** Opening TASK INPUTS block **

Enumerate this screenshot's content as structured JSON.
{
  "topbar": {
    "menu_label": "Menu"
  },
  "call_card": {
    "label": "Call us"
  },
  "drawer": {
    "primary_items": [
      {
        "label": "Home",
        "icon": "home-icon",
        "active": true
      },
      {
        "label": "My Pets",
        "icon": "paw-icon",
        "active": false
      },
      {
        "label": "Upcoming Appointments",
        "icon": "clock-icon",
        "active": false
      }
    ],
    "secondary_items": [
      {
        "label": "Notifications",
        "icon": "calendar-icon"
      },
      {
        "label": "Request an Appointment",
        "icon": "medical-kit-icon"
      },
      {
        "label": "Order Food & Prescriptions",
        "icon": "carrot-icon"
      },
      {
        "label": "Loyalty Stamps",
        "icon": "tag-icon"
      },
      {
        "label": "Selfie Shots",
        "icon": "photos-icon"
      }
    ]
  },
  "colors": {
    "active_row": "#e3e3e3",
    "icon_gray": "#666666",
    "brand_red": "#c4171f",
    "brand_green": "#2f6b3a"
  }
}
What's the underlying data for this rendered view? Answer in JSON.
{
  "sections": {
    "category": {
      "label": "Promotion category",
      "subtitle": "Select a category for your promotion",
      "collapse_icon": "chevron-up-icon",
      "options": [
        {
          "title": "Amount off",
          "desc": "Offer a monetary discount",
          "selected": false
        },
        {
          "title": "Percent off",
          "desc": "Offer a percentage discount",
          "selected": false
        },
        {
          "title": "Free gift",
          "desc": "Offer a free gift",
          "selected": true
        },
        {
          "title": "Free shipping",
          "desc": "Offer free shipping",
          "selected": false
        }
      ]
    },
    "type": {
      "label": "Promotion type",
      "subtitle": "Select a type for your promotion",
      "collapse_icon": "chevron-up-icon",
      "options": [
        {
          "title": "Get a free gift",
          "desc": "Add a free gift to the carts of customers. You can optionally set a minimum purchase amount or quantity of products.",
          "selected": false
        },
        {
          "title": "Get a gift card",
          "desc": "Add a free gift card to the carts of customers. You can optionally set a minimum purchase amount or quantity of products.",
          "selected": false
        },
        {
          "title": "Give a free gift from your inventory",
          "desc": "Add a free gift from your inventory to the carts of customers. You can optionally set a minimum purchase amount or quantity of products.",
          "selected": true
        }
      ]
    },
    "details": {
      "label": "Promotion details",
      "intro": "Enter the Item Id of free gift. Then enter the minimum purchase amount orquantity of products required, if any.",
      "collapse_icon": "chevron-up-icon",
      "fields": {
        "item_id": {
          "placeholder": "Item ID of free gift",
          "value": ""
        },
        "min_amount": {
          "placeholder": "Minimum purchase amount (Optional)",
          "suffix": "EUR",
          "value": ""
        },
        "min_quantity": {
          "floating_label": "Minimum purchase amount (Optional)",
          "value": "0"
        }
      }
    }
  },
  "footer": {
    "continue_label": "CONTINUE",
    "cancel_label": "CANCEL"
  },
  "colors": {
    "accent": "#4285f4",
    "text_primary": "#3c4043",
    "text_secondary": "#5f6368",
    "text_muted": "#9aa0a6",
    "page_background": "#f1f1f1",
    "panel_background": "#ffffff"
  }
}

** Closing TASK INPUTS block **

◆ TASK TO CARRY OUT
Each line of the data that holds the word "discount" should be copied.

◆ SOLVED PROBLEM
          "desc": "Offer a monetary discount",
          "desc": "Offer a percentage discount",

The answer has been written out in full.